Section 541 of the Bankruptcy Code states that filing a bankruptcy petition "creates an estate. . . . comprised of . . . all legal or equitable interests of the debtor in property as of the commencement of the case." 11 U.S.C. § 541(a)(1). This starkly contrasts with Section 541's predecessor—Section 70a of the Bankruptcy Act—which said that upon the filing of a bankruptcy petition, "the trustee . . . shall . . . be vested by operation of law with the title of the bankrupt. . . ." Bankruptcy Act of 1898, 30 Stat. 544, 565 at § 70(a). By eliminating the vesting language, Section 541 "eliminates any unnecessary, avoidable dependence on nonbankruptcy law." 5 Collier on Bankruptcy § 541.LH at 541-135 (16th ed. 2016). Accordingly, state law determines only a debtor's legal interest in property up to the moment the bankruptcy petition is filed; state law does not limit the transferability of that interest to the bankruptcy estate.
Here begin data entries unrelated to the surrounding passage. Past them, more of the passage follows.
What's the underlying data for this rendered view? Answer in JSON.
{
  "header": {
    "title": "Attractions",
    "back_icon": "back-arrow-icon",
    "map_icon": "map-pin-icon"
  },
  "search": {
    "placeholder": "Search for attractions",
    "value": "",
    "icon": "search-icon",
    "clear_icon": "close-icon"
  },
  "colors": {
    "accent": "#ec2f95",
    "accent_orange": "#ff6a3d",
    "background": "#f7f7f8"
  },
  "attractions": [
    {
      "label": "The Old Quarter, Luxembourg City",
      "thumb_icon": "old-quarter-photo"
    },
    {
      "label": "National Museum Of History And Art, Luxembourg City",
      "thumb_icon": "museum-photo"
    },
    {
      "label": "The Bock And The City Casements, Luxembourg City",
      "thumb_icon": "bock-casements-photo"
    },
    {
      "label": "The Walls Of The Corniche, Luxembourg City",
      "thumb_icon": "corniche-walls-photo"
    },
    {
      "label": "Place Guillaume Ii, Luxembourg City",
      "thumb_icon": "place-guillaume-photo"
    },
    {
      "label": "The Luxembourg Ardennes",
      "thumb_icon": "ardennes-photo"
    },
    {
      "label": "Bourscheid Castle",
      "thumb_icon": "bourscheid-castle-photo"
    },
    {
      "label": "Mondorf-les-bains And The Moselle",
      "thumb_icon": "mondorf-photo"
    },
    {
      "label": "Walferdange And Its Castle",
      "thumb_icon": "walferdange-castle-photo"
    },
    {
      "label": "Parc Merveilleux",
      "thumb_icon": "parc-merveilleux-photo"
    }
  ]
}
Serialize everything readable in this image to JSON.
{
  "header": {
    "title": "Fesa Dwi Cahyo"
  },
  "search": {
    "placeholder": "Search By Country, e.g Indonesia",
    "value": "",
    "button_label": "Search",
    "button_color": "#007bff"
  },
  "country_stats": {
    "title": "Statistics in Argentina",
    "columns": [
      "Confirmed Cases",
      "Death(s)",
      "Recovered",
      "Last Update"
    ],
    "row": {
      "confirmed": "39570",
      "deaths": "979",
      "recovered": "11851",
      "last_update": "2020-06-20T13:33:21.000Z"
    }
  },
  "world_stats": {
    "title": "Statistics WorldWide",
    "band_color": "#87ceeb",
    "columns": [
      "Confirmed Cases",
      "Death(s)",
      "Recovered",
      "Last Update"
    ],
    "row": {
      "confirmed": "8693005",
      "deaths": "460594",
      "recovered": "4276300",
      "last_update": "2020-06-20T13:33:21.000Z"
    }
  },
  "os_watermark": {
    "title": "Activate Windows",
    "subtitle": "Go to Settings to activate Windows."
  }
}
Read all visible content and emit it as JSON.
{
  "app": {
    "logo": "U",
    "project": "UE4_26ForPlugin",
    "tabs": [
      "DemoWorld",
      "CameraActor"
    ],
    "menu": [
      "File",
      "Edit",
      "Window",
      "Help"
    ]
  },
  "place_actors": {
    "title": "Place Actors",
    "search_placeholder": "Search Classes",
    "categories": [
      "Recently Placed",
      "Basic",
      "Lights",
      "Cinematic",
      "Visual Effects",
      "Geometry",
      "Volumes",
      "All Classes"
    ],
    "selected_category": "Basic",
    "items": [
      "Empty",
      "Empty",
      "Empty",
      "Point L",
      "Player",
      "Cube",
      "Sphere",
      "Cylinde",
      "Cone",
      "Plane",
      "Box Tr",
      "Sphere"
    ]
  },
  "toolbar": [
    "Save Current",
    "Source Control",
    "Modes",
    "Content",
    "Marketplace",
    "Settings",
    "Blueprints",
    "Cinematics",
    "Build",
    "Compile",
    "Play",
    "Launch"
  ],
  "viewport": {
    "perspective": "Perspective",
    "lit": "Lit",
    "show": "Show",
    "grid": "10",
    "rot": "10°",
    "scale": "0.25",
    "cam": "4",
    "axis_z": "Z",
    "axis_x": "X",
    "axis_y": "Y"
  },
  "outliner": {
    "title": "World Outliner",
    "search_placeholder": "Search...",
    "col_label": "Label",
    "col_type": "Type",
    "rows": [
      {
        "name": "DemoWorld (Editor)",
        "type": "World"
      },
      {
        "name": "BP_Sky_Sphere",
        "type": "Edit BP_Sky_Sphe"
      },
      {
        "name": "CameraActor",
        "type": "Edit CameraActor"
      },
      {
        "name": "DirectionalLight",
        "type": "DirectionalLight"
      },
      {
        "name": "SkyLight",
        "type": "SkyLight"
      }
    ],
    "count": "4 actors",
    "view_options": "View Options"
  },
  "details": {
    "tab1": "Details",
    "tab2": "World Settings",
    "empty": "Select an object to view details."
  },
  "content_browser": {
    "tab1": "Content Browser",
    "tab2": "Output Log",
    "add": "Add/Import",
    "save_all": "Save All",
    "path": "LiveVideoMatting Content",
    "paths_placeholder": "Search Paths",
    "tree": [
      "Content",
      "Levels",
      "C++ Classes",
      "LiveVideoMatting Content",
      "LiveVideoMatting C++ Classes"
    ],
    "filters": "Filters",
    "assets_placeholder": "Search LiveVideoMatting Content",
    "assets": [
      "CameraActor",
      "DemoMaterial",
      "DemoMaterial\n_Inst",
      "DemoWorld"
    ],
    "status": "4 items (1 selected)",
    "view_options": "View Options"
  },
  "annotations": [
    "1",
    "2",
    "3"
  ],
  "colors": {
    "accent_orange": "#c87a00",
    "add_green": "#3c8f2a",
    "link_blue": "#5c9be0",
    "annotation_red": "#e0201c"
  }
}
See id. at 541-135-36 ("[U]nlike the requirement of the Section 70a(5) of the Bankruptcy Act, it is not necessary under the Code to further determine whether nonbankruptcy law permits the debtor to transfer the property. . . ."). Cf. Butner v. United States, 440 U.S. 48, 54-55 (1979) (finding that the bankruptcy court was required to abide by a state law that—because of a pre-bankruptcy act—gave property rights to a mortgagee instead of the bankruptcy trustee).
Under Chapter 7, assets remain in the debtors' name until the trustee disposes of the property. See Maniez v. Citibank, F.S.B., 937 N.E.2d 237, 251 (Ill.App. 2010) (holding that in a Chapter 7 bankruptcy, a conveyance "does not occur until the trustee sells or otherwise disposes of the property and title passes"); In re DeMarco, 114 B.R. 121, 127 (Bankr. N.D. W.Va. 1990) ("There must be some affirmative action taken by the trustee to break the unities of time, title, interest, and possession to destroy the joint tenancy."); In re Spain, 55 B.R. 849, 854 (Bankr. N.D. Ala. 1985) ("The debtor does not transfer his title to 541 property of the estate but holds his title subject to the exercise by the trustee of his rights to sell, use or lease such property by appropriation. . . ."). But see In re Chadwick, 113 B.R. 540, 543 (Bankr. W.D. Mo. 1990) (holding that filing bankruptcy severs a joint tenancy). Nothing in Missouri law suggests otherwise. Cf. Renard v. Butler, 30 S.W.2d 608, 609 (Mo. 1930) (holding that trustees in bankruptcy are not "persons interested as joint tenants, tenants in common, or coparceners" under the state partition statute).
Because the bankruptcy estate included the joint tenancies, the Bankruptcy Appellate Panel did not err in affirming the ...